| WHAT THE TASK REQUIRES |
Retype the data in its entirety, with no word changed.

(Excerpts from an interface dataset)
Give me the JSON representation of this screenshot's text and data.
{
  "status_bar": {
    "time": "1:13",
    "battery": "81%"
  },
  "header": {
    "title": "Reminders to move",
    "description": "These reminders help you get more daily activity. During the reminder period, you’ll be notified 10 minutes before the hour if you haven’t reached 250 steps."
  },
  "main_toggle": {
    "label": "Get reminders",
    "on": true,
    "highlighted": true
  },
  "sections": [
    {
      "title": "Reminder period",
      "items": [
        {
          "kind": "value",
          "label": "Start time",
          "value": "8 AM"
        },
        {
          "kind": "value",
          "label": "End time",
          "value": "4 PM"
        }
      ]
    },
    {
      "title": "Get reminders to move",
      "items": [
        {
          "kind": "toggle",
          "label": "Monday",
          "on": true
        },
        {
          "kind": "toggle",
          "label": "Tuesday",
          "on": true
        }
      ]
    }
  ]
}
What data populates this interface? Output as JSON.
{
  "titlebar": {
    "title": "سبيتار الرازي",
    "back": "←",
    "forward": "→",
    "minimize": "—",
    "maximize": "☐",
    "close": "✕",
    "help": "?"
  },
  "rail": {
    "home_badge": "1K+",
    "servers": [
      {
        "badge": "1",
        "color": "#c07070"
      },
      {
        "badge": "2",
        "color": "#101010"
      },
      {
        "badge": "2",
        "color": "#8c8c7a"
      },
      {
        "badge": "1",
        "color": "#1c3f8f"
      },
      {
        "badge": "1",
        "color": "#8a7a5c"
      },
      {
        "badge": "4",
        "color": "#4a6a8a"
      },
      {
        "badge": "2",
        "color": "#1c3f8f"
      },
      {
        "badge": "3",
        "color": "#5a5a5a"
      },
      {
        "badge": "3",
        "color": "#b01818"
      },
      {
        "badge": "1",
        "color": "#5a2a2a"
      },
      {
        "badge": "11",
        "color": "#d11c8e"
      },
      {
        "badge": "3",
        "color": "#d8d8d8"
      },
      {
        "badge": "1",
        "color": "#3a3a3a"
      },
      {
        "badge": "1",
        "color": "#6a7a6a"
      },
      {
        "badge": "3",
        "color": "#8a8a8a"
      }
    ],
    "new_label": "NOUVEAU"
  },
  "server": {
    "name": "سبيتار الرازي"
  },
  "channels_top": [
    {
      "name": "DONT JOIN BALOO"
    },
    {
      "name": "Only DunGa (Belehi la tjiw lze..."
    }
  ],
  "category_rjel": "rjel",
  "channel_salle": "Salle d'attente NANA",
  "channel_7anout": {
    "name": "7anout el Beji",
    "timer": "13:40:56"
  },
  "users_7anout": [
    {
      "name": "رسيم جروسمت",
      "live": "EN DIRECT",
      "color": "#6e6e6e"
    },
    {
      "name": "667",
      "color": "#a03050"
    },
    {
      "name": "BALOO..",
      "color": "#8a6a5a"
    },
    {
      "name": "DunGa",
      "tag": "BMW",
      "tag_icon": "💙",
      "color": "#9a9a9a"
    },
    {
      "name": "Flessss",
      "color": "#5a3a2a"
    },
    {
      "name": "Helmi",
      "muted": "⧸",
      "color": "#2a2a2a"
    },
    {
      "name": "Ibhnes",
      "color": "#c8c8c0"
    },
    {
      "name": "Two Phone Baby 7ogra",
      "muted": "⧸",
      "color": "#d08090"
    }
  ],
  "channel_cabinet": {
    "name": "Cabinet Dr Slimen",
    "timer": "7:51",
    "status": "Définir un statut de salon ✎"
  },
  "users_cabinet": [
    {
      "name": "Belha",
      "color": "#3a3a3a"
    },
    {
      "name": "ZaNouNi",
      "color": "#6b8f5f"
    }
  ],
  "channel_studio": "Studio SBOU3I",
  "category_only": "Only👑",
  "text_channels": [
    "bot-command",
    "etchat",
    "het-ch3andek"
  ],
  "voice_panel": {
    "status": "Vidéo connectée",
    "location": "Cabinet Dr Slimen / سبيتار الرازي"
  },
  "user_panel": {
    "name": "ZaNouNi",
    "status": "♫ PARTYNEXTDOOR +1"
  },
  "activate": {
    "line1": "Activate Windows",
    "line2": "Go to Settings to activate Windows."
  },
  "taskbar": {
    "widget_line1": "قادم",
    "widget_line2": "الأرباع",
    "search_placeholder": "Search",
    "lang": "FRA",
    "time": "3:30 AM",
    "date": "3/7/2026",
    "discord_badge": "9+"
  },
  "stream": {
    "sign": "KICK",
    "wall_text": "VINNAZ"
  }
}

| SOLUTION FOR THIS TASK |
Give me the JSON representation of this screenshot's text and data.
{
  "status_bar": {
    "time": "1:13",
    "battery": "81%"
  },
  "header": {
    "title": "Reminders to move",
    "description": "These reminders help you get more daily activity. During the reminder period, you’ll be notified 10 minutes before the hour if you haven’t reached 250 steps."
  },
  "main_toggle": {
    "label": "Get reminders",
    "on": true,
    "highlighted": true
  },
  "sections": [
    {
      "title": "Reminder period",
      "items": [
        {
          "kind": "value",
          "label": "Start time",
          "value": "8 AM"
        },
        {
          "kind": "value",
          "label": "End time",
          "value": "4 PM"
        }
      ]
    },
    {
      "title": "Get reminders to move",
      "items": [
        {
          "kind": "toggle",
          "label": "Monday",
          "on": true
        },
        {
          "kind": "toggle",
          "label": "Tuesday",
          "on": true
        }
      ]
    }
  ]
}
What data populates this interface? Output as JSON.
{
  "titlebar": {
    "title": "سبيتار الرازي",
    "back": "←",
    "forward": "→",
    "minimize": "—",
    "maximize": "☐",
    "close": "✕",
    "help": "?"
  },
  "rail": {
    "home_badge": "1K+",
    "servers": [
      {
        "badge": "1",
        "color": "#c07070"
      },
      {
        "badge": "2",
        "color": "#101010"
      },
      {
        "badge": "2",
        "color": "#8c8c7a"
      },
      {
        "badge": "1",
        "color": "#1c3f8f"
      },
      {
        "badge": "1",
        "color": "#8a7a5c"
      },
      {
        "badge": "4",
        "color": "#4a6a8a"
      },
      {
        "badge": "2",
        "color": "#1c3f8f"
      },
      {
        "badge": "3",
        "color": "#5a5a5a"
      },
      {
        "badge": "3",
        "color": "#b01818"
      },
      {
        "badge": "1",
        "color": "#5a2a2a"
      },
      {
        "badge": "11",
        "color": "#d11c8e"
      },
      {
        "badge": "3",
        "color": "#d8d8d8"
      },
      {
        "badge": "1",
        "color": "#3a3a3a"
      },
      {
        "badge": "1",
        "color": "#6a7a6a"
      },
      {
        "badge": "3",
        "color": "#8a8a8a"
      }
    ],
    "new_label": "NOUVEAU"
  },
  "server": {
    "name": "سبيتار الرازي"
  },
  "channels_top": [
    {
      "name": "DONT JOIN BALOO"
    },
    {
      "name": "Only DunGa (Belehi la tjiw lze..."
    }
  ],
  "category_rjel": "rjel",
  "channel_salle": "Salle d'attente NANA",
  "channel_7anout": {
    "name": "7anout el Beji",
    "timer": "13:40:56"
  },
  "users_7anout": [
    {
      "name": "رسيم جروسمت",
      "live": "EN DIRECT",
      "color": "#6e6e6e"
    },
    {
      "name": "667",
      "color": "#a03050"
    },
    {
      "name": "BALOO..",
      "color": "#8a6a5a"
    },
    {
      "name": "DunGa",
      "tag": "BMW",
      "tag_icon": "💙",
      "color": "#9a9a9a"
    },
    {
      "name": "Flessss",
      "color": "#5a3a2a"
    },
    {
      "name": "Helmi",
      "muted": "⧸",
      "color": "#2a2a2a"
    },
    {
      "name": "Ibhnes",
      "color": "#c8c8c0"
    },
    {
      "name": "Two Phone Baby 7ogra",
      "muted": "⧸",
      "color": "#d08090"
    }
  ],
  "channel_cabinet": {
    "name": "Cabinet Dr Slimen",
    "timer": "7:51",
    "status": "Définir un statut de salon ✎"
  },
  "users_cabinet": [
    {
      "name": "Belha",
      "color": "#3a3a3a"
    },
    {
      "name": "ZaNouNi",
      "color": "#6b8f5f"
    }
  ],
  "channel_studio": "Studio SBOU3I",
  "category_only": "Only👑",
  "text_channels": [
    "bot-command",
    "etchat",
    "het-ch3andek"
  ],
  "voice_panel": {
    "status": "Vidéo connectée",
    "location": "Cabinet Dr Slimen / سبيتار الرازي"
  },
  "user_panel": {
    "name": "ZaNouNi",
    "status": "♫ PARTYNEXTDOOR +1"
  },
  "activate": {
    "line1": "Activate Windows",
    "line2": "Go to Settings to activate Windows."
  },
  "taskbar": {
    "widget_line1": "قادم",
    "widget_line2": "الأرباع",
    "search_placeholder": "Search",
    "lang": "FRA",
    "time": "3:30 AM",
    "date": "3/7/2026",
    "discord_badge": "9+"
  },
  "stream": {
    "sign": "KICK",
    "wall_text": "VINNAZ"
  }
}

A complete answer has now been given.